● Exercise details
All of the data should be output character for character, except the pictures.

● Provided data
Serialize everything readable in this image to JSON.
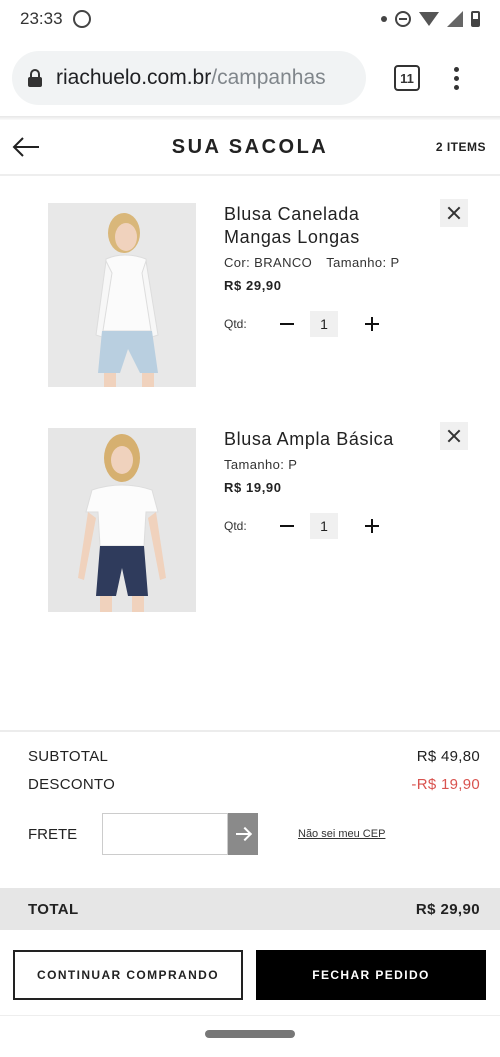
{
  "status_bar": {
    "time": "23:33"
  },
  "browser": {
    "url_domain": "riachuelo.com.br",
    "url_path": "/campanhas",
    "tab_count": "11"
  },
  "header": {
    "title": "SUA SACOLA",
    "item_count": "2 ITEMS"
  },
  "products": [
    {
      "name_line1": "Blusa Canelada",
      "name_line2": "Mangas Longas",
      "color": "Cor: BRANCO",
      "size": "Tamanho: P",
      "price": "R$ 29,90",
      "qty_label": "Qtd:",
      "qty": "1"
    },
    {
      "name_line1": "Blusa Ampla Básica",
      "name_line2": "",
      "color": "",
      "size": "Tamanho: P",
      "price": "R$ 19,90",
      "qty_label": "Qtd:",
      "qty": "1"
    }
  ],
  "summary": {
    "subtotal_label": "SUBTOTAL",
    "subtotal_value": "R$ 49,80",
    "discount_label": "DESCONTO",
    "discount_value": "-R$ 19,90",
    "shipping_label": "FRETE",
    "shipping_placeholder": "",
    "unknown_cep_link": "Não sei meu CEP",
    "total_label": "TOTAL",
    "total_value": "R$ 29,90"
  },
  "actions": {
    "continue_label": "CONTINUAR COMPRANDO",
    "checkout_label": "FECHAR PEDIDO"
  },
  "colors": {
    "discount": "#d9534f",
    "checkout_bg": "#000000",
    "total_bar_bg": "#e6e6e6"
  }
}
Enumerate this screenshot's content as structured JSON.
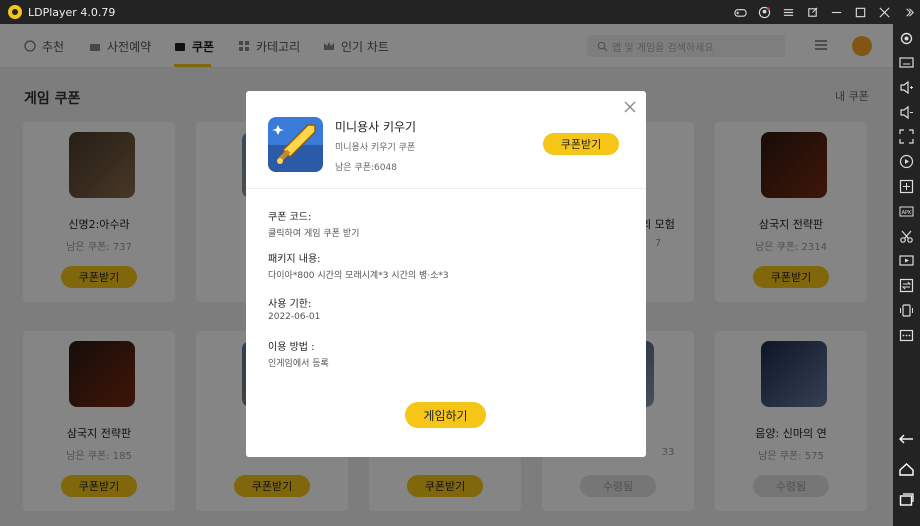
{
  "window": {
    "title": "LDPlayer 4.0.79"
  },
  "nav": {
    "items": [
      {
        "label": "추천"
      },
      {
        "label": "사전예약"
      },
      {
        "label": "쿠폰"
      },
      {
        "label": "카테고리"
      },
      {
        "label": "인기 차트"
      }
    ],
    "search_placeholder": "앱 및 게임을 검색하세요"
  },
  "page": {
    "title": "게임 쿠폰",
    "my_coupon": "내 쿠폰"
  },
  "cards": [
    {
      "name": "신명2:아수라",
      "remain": "남은 쿠폰: 737",
      "button": "쿠폰받기",
      "status": "available"
    },
    {
      "name": "삼국지 전략판",
      "remain": "남은 쿠폰: 2314",
      "button": "쿠폰받기",
      "status": "available"
    },
    {
      "name": "삼국지 전략판",
      "remain": "남은 쿠폰: 185",
      "button": "쿠폰받기",
      "status": "available"
    },
    {
      "name": "음양: 신마의 연",
      "remain": "남은 쿠폰: 575",
      "button": "수령됨",
      "status": "claimed"
    }
  ],
  "partial_cards": [
    {
      "name_fragment": "의 모험",
      "remain_fragment": "7"
    },
    {
      "name_fragment": "",
      "remain_fragment": "33",
      "button": "수령됨"
    }
  ],
  "modal": {
    "game_name": "미니용사 키우기",
    "coupon_title": "미니용사 키우기 쿠폰",
    "remaining": "남은 쿠폰:6048",
    "claim_button": "쿠폰받기",
    "fields": [
      {
        "label": "쿠폰 코드:",
        "value": "클릭하여 게임 쿠폰 받기"
      },
      {
        "label": "패키지 내용:",
        "value": "다이아*800 시간의 모래시계*3 시간의 병·소*3"
      },
      {
        "label": "사용 기한:",
        "value": "2022-06-01"
      },
      {
        "label": "이용 방법 :",
        "value": "인게임에서 등록"
      }
    ],
    "play_button": "게임하기"
  },
  "colors": {
    "accent": "#f5c518",
    "titlebar": "#232323",
    "overlay": "rgba(0,0,0,0.48)"
  }
}
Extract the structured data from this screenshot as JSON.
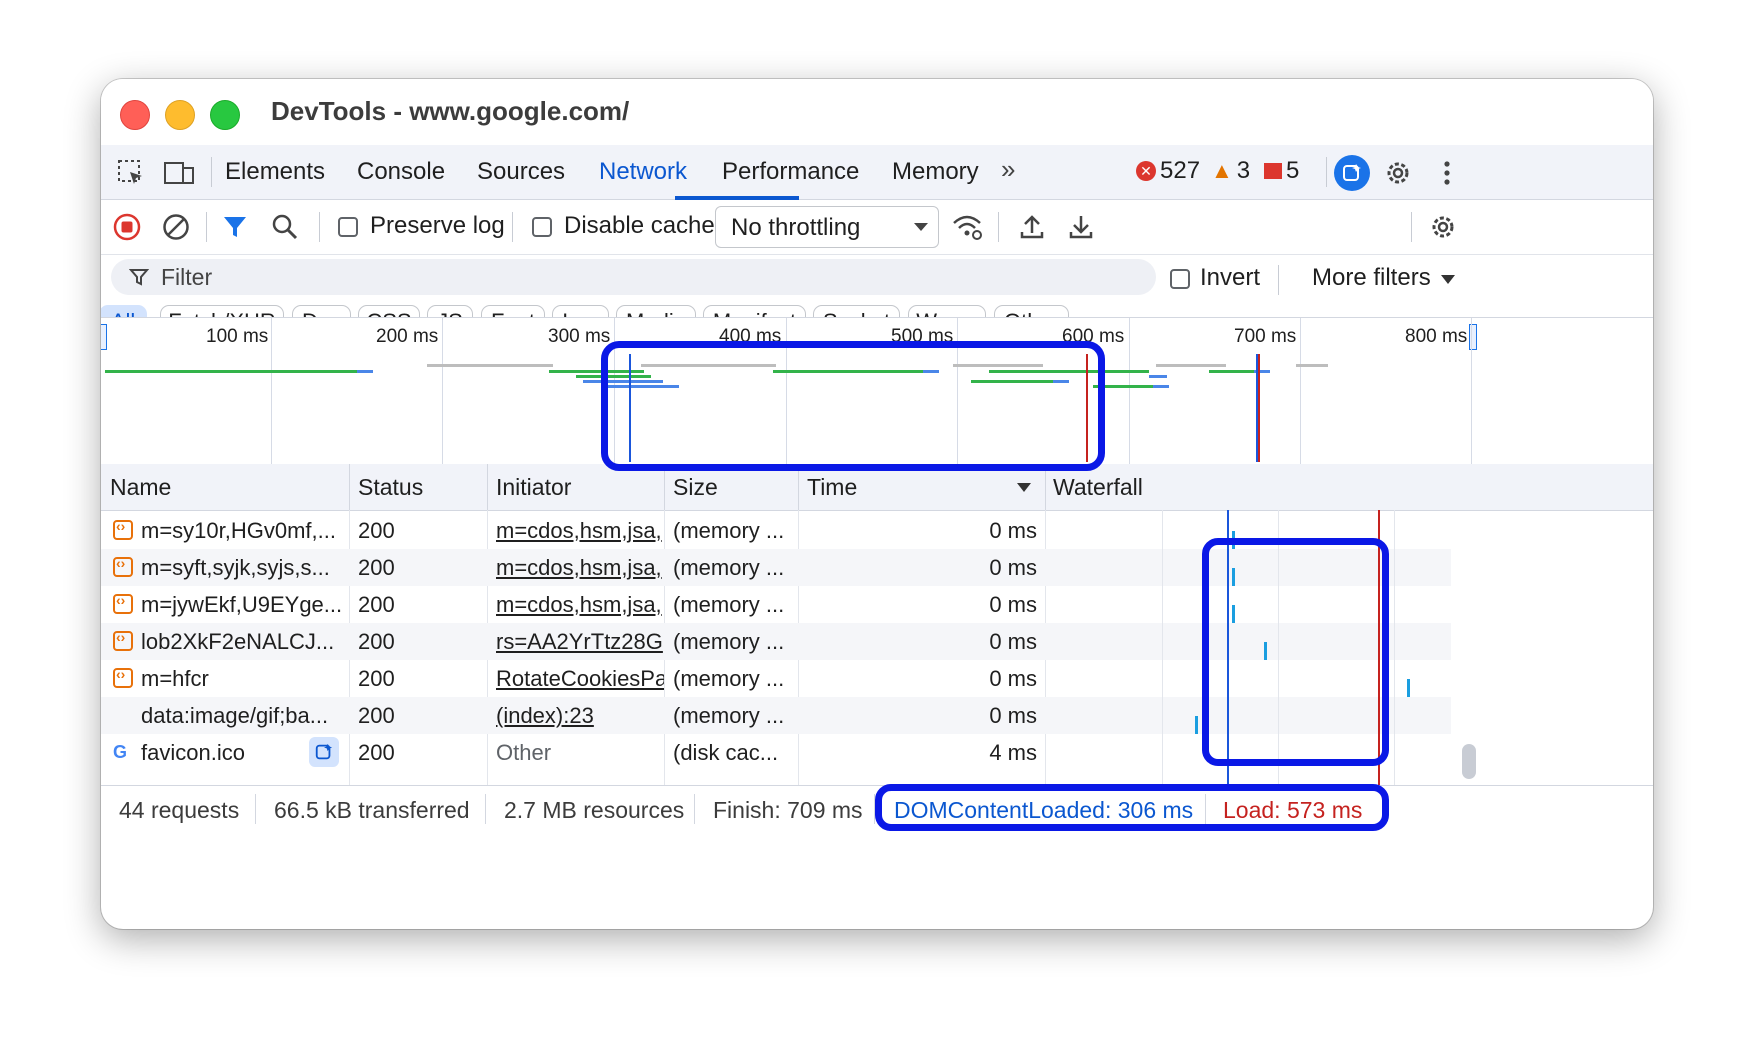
{
  "window": {
    "title": "DevTools - www.google.com/"
  },
  "tabs": [
    {
      "label": "Elements"
    },
    {
      "label": "Console"
    },
    {
      "label": "Sources"
    },
    {
      "label": "Network"
    },
    {
      "label": "Performance"
    },
    {
      "label": "Memory"
    }
  ],
  "active_tab": "Network",
  "counts": {
    "errors": "527",
    "warnings": "3",
    "issues": "5"
  },
  "toolbar": {
    "preserve_log": "Preserve log",
    "disable_cache": "Disable cache",
    "throttling": "No throttling"
  },
  "filter": {
    "placeholder": "Filter",
    "invert": "Invert",
    "more_filters": "More filters"
  },
  "chips": [
    "All",
    "Fetch/XHR",
    "Doc",
    "CSS",
    "JS",
    "Font",
    "Img",
    "Media",
    "Manifest",
    "Socket",
    "Wasm",
    "Other"
  ],
  "overview": {
    "ticks": [
      "100 ms",
      "200 ms",
      "300 ms",
      "400 ms",
      "500 ms",
      "600 ms",
      "700 ms",
      "800 ms"
    ]
  },
  "columns": {
    "name": "Name",
    "status": "Status",
    "initiator": "Initiator",
    "size": "Size",
    "time": "Time",
    "waterfall": "Waterfall"
  },
  "rows": [
    {
      "name": "m=sy10r,HGv0mf,...",
      "status": "200",
      "initiator": "m=cdos,hsm,jsa,",
      "size": "(memory ...",
      "time": "0 ms"
    },
    {
      "name": "m=syft,syjk,syjs,s...",
      "status": "200",
      "initiator": "m=cdos,hsm,jsa,",
      "size": "(memory ...",
      "time": "0 ms"
    },
    {
      "name": "m=jywEkf,U9EYge...",
      "status": "200",
      "initiator": "m=cdos,hsm,jsa,",
      "size": "(memory ...",
      "time": "0 ms"
    },
    {
      "name": "lob2XkF2eNALCJ...",
      "status": "200",
      "initiator": "rs=AA2YrTtz28G",
      "size": "(memory ...",
      "time": "0 ms"
    },
    {
      "name": "m=hfcr",
      "status": "200",
      "initiator": "RotateCookiesPa",
      "size": "(memory ...",
      "time": "0 ms"
    },
    {
      "name": "data:image/gif;ba...",
      "status": "200",
      "initiator": "(index):23",
      "size": "(memory ...",
      "time": "0 ms"
    },
    {
      "name": "favicon.ico",
      "status": "200",
      "initiator": "Other",
      "size": "(disk cac...",
      "time": "4 ms"
    }
  ],
  "status": {
    "requests": "44 requests",
    "transferred": "66.5 kB transferred",
    "resources": "2.7 MB resources",
    "finish": "Finish: 709 ms",
    "dcl": "DOMContentLoaded: 306 ms",
    "load": "Load: 573 ms"
  },
  "colors": {
    "accent": "#0b57d0",
    "dcl": "#0b57d0",
    "load": "#c5221f",
    "highlight": "#0a18e6"
  }
}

● Reply
Serialize everything readable in this image to JSON.
{
  "status_bar": {
    "time": "23:33"
  },
  "browser": {
    "url_domain": "riachuelo.com.br",
    "url_path": "/campanhas",
    "tab_count": "11"
  },
  "header": {
    "title": "SUA SACOLA",
    "item_count": "2 ITEMS"
  },
  "products": [
    {
      "name_line1": "Blusa Canelada",
      "name_line2": "Mangas Longas",
      "color": "Cor: BRANCO",
      "size": "Tamanho: P",
      "price": "R$ 29,90",
      "qty_label": "Qtd:",
      "qty": "1"
    },
    {
      "name_line1": "Blusa Ampla Básica",
      "name_line2": "",
      "color": "",
      "size": "Tamanho: P",
      "price": "R$ 19,90",
      "qty_label": "Qtd:",
      "qty": "1"
    }
  ],
  "summary": {
    "subtotal_label": "SUBTOTAL",
    "subtotal_value": "R$ 49,80",
    "discount_label": "DESCONTO",
    "discount_value": "-R$ 19,90",
    "shipping_label": "FRETE",
    "shipping_placeholder": "",
    "unknown_cep_link": "Não sei meu CEP",
    "total_label": "TOTAL",
    "total_value": "R$ 29,90"
  },
  "actions": {
    "continue_label": "CONTINUAR COMPRANDO",
    "checkout_label": "FECHAR PEDIDO"
  },
  "colors": {
    "discount": "#d9534f",
    "checkout_bg": "#000000",
    "total_bar_bg": "#e6e6e6"
  }
}
Enumerate this screenshot's content as structured JSON.
{
  "window": {
    "title": "LDPlayer 4.0.79"
  },
  "nav": {
    "items": [
      {
        "label": "추천"
      },
      {
        "label": "사전예약"
      },
      {
        "label": "쿠폰"
      },
      {
        "label": "카테고리"
      },
      {
        "label": "인기 차트"
      }
    ],
    "search_placeholder": "앱 및 게임을 검색하세요"
  },
  "page": {
    "title": "게임 쿠폰",
    "my_coupon": "내 쿠폰"
  },
  "cards": [
    {
      "name": "신명2:아수라",
      "remain": "남은 쿠폰: 737",
      "button": "쿠폰받기",
      "status": "available"
    },
    {
      "name": "삼국지 전략판",
      "remain": "남은 쿠폰: 2314",
      "button": "쿠폰받기",
      "status": "available"
    },
    {
      "name": "삼국지 전략판",
      "remain": "남은 쿠폰: 185",
      "button": "쿠폰받기",
      "status": "available"
    },
    {
      "name": "음양: 신마의 연",
      "remain": "남은 쿠폰: 575",
      "button": "수령됨",
      "status": "claimed"
    }
  ],
  "partial_cards": [
    {
      "name_fragment": "의 모험",
      "remain_fragment": "7"
    },
    {
      "name_fragment": "",
      "remain_fragment": "33",
      "button": "수령됨"
    }
  ],
  "modal": {
    "game_name": "미니용사 키우기",
    "coupon_title": "미니용사 키우기 쿠폰",
    "remaining": "남은 쿠폰:6048",
    "claim_button": "쿠폰받기",
    "fields": [
      {
        "label": "쿠폰 코드:",
        "value": "클릭하여 게임 쿠폰 받기"
      },
      {
        "label": "패키지 내용:",
        "value": "다이아*800 시간의 모래시계*3 시간의 병·소*3"
      },
      {
        "label": "사용 기한:",
        "value": "2022-06-01"
      },
      {
        "label": "이용 방법 :",
        "value": "인게임에서 등록"
      }
    ],
    "play_button": "게임하기"
  },
  "colors": {
    "accent": "#f5c518",
    "titlebar": "#232323",
    "overlay": "rgba(0,0,0,0.48)"
  }
}
Extract the structured data from this screenshot as JSON.
{
  "window": {
    "title": "DevTools - www.google.com/"
  },
  "tabs": [
    {
      "label": "Elements"
    },
    {
      "label": "Console"
    },
    {
      "label": "Sources"
    },
    {
      "label": "Network"
    },
    {
      "label": "Performance"
    },
    {
      "label": "Memory"
    }
  ],
  "active_tab": "Network",
  "counts": {
    "errors": "527",
    "warnings": "3",
    "issues": "5"
  },
  "toolbar": {
    "preserve_log": "Preserve log",
    "disable_cache": "Disable cache",
    "throttling": "No throttling"
  },
  "filter": {
    "placeholder": "Filter",
    "invert": "Invert",
    "more_filters": "More filters"
  },
  "chips": [
    "All",
    "Fetch/XHR",
    "Doc",
    "CSS",
    "JS",
    "Font",
    "Img",
    "Media",
    "Manifest",
    "Socket",
    "Wasm",
    "Other"
  ],
  "overview": {
    "ticks": [
      "100 ms",
      "200 ms",
      "300 ms",
      "400 ms",
      "500 ms",
      "600 ms",
      "700 ms",
      "800 ms"
    ]
  },
  "columns": {
    "name": "Name",
    "status": "Status",
    "initiator": "Initiator",
    "size": "Size",
    "time": "Time",
    "waterfall": "Waterfall"
  },
  "rows": [
    {
      "name": "m=sy10r,HGv0mf,...",
      "status": "200",
      "initiator": "m=cdos,hsm,jsa,",
      "size": "(memory ...",
      "time": "0 ms"
    },
    {
      "name": "m=syft,syjk,syjs,s...",
      "status": "200",
      "initiator": "m=cdos,hsm,jsa,",
      "size": "(memory ...",
      "time": "0 ms"
    },
    {
      "name": "m=jywEkf,U9EYge...",
      "status": "200",
      "initiator": "m=cdos,hsm,jsa,",
      "size": "(memory ...",
      "time": "0 ms"
    },
    {
      "name": "lob2XkF2eNALCJ...",
      "status": "200",
      "initiator": "rs=AA2YrTtz28G",
      "size": "(memory ...",
      "time": "0 ms"
    },
    {
      "name": "m=hfcr",
      "status": "200",
      "initiator": "RotateCookiesPa",
      "size": "(memory ...",
      "time": "0 ms"
    },
    {
      "name": "data:image/gif;ba...",
      "status": "200",
      "initiator": "(index):23",
      "size": "(memory ...",
      "time": "0 ms"
    },
    {
      "name": "favicon.ico",
      "status": "200",
      "initiator": "Other",
      "size": "(disk cac...",
      "time": "4 ms"
    }
  ],
  "status": {
    "requests": "44 requests",
    "transferred": "66.5 kB transferred",
    "resources": "2.7 MB resources",
    "finish": "Finish: 709 ms",
    "dcl": "DOMContentLoaded: 306 ms",
    "load": "Load: 573 ms"
  },
  "colors": {
    "accent": "#0b57d0",
    "dcl": "#0b57d0",
    "load": "#c5221f",
    "highlight": "#0a18e6"
  }
}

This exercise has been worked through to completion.